Dolce&Gabbana Alta Sartoria at the Rainbow Room in Rockefeller Center, New York, April 2018. #DGLovesNewYork #MadeinItaly #lamoreèbellezza
“We’re looking at New York with Italian eyes,” said Dolce & Gabbana’s Domenico Dolce at a preview of the company’s Spring 2018 Alta Sartoria collection early Saturday morning. What would follow about 12 hours later at Rockefeller Center (where, just a few floors away, Cardi B was getting ready to perform on Saturday Night Live—and finally confirm her pregnancy), was the middle wedge of Dolce & Gabbana’s takeover of Gotham this weekend; on Friday, the house unveiled its latest highest-end jewelryat the New York Public Library, and on Sunday evening, it reveals Alta Moda, its uppermost womenswear component. Of Sartoria, the duo said it was not difficult to show this far away from their Milanese headquarters—they compared getting everything and everyone here to getting the whole operation to Naples (the Italian, not Floridian, city). When you have their reach, dollars, and fandom, that claim makes obtuse sense.
Dolce, and brand partner Stefano Gabbana, count excellent marketing skills among their many talents, and their Alta Sartoria presentation (clocking in at 103 looks, all walked out to the crooning of the legendary Liza Minnelli) was primarily crafted to woo VIP clients—the international ultra-spenders who alighted at Rockefeller Center’s gloriously worn-in Rainbow Room decked to the nines in their Dolce sequins and their Gabbana florals. The couturiers know that the added spectacle of an intimate salon is the hook-line-and-sinker icing on the moneymaking cake. Editors and press also know this, and happily settled into second- and third-row seats, content to let the pageant do its duty: sell.
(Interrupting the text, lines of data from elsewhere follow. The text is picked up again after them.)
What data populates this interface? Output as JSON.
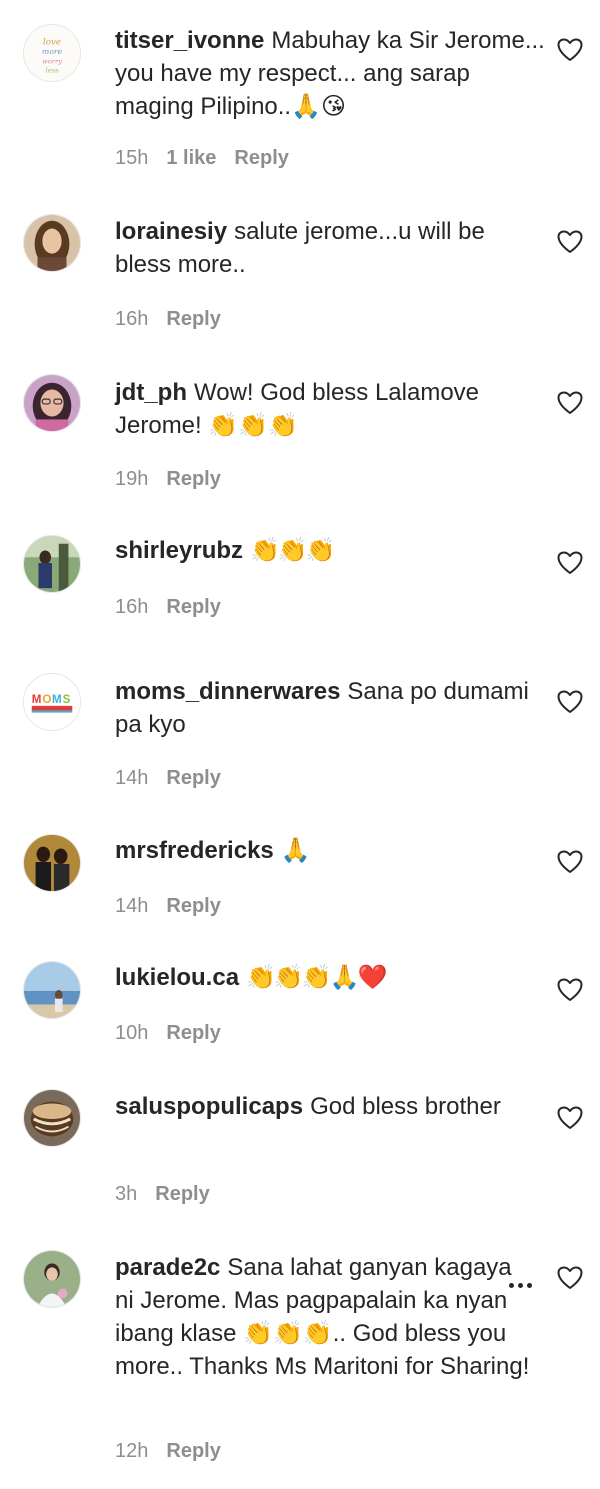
{
  "comments": [
    {
      "username": "titser_ivonne",
      "text": "Mabuhay ka Sir Jerome... you have my respect... ang sarap maging Pilipino..🙏😘",
      "time": "15h",
      "likes": "1 like",
      "reply": "Reply"
    },
    {
      "username": "lorainesiy",
      "text": "salute jerome...u will be bless more..",
      "time": "16h",
      "reply": "Reply"
    },
    {
      "username": "jdt_ph",
      "text": "Wow! God bless Lalamove Jerome! 👏👏👏",
      "time": "19h",
      "reply": "Reply"
    },
    {
      "username": "shirleyrubz",
      "text": "👏👏👏",
      "time": "16h",
      "reply": "Reply"
    },
    {
      "username": "moms_dinnerwares",
      "text": "Sana po dumami pa kyo",
      "time": "14h",
      "reply": "Reply"
    },
    {
      "username": "mrsfredericks",
      "text": "🙏",
      "time": "14h",
      "reply": "Reply"
    },
    {
      "username": "lukielou.ca",
      "text": "👏👏👏🙏❤️",
      "time": "10h",
      "reply": "Reply"
    },
    {
      "username": "saluspopulicaps",
      "text": "God bless brother",
      "time": "3h",
      "reply": "Reply"
    },
    {
      "username": "parade2c",
      "text": "Sana lahat ganyan kagaya ni Jerome. Mas pagpapalain ka nyan ibang klase 👏👏👏.. God bless you more.. Thanks Ms Maritoni for Sharing!",
      "time": "12h",
      "reply": "Reply"
    }
  ],
  "icons": {
    "like": "heart-outline-icon",
    "options": "more-horizontal-icon"
  },
  "colors": {
    "text": "#262626",
    "secondary": "#8e8e8e"
  }
}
And sell so much of it will. Dolce & Gabbana’s appeal is that it does not produce head-scratching stuff—the inspirations are literal and novel, and ages young to old can appreciate their interpretations. In last night’s case, New York motifs like the Flatiron Building, the Art Deco lines and curves of the Chrysler Building and midtown’s Fuller Building, the skyline overall, baseball and basketball, the New York Times, and more found their forms as prints on silk shirts and robes or as exquisite beading and sequins on suits and street-ier elements like tees, crewnecks, and hoodies. There’s yet further magnetism in that Dolce & Gabbana straddles the hairline-thin line of fashion and costume—they thrive just fractions to the left, on the fashion side, while still allowing the performative to cascade like diamonds from a knocked-over jewelry box, or flowers from a tipped vase. There’s a reason those clients, and celebrities including Nick Jonas, Trevor Noah, and Steve Harvey, compulsively applaud when a Louisville Slugger–style baseball bat, weightily allover studded with crystals, entered the rotunda.
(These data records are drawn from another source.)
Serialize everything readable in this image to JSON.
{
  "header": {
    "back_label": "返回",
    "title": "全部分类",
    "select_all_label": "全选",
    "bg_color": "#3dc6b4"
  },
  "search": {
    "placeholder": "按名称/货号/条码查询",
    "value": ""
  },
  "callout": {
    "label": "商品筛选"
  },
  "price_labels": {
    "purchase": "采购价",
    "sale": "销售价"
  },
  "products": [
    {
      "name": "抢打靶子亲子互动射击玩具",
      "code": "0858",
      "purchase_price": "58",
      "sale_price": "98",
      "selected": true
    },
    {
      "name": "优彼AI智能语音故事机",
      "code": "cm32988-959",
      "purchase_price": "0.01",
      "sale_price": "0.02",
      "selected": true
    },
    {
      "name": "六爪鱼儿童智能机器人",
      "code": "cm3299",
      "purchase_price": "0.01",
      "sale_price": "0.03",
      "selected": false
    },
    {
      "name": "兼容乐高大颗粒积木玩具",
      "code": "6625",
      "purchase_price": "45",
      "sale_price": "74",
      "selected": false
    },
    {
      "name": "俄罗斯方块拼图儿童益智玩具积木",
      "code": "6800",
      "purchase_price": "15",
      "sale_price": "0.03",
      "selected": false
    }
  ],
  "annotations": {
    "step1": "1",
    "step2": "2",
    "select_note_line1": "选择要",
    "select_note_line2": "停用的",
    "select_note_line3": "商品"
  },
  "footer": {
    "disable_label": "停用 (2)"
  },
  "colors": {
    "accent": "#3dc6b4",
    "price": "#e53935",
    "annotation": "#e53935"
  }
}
This being Alta Sartoria, the most extraordinary pieces of the evening fell in the eveningwear category. Soft alligator shawl-collar jackets, an Aurelian-flowered robe over matching trousers, and razor-sharp tailcoats and suits with further crystal embellishments, in all white, all black, or all apple red, all garnered praise. Dolce and Gabbana really know how to cut a sexy-as-hell suit, even if it’s throwing off light beams more in line with a Las Vegas magic show than a New York night on the town. Minnelli, nonambulatory due to an ankle injury, mentioned over and over again that the men looked fabulous. “Oh boy, wow. He wears that when he gets up. As he should,” she said of one, sounding like she was going to faint.
Back in their prep station earlier that day, Gabbana noted: “In Italy, when somebody says something about money, we say, ‘Do you think you’re a Rockefeller?’ ” (Cue the Alta Sartoria location.) Dolce clarified: “Tonight is the new Rockefeller guy. The new dream.” To that, Minnelli’s “Money,” her hit from Cabaret, was apropos; it’s an attainable fantasy for only a very few, but in the Dolce & Gabbana ecosystem—designers, supporters, makers (a great number of which were also over from Italy)—there’s no stealth-wealth factor. The shared pulse of this particular world is: If you’ve got it, flaunt it, and wear tube-beaded slippers and a fur sweater with intarsia stars, and—why not?—a dusty pink fur officer’s coat on top for good measure. There’s a kind of magic in that confidence, and, beyond it all and because of such, New York’s lights in the background seemed to twinkle with extra vim and vigor last night.
Excerpts words vogue.com
Photography by The Morelli Brothers.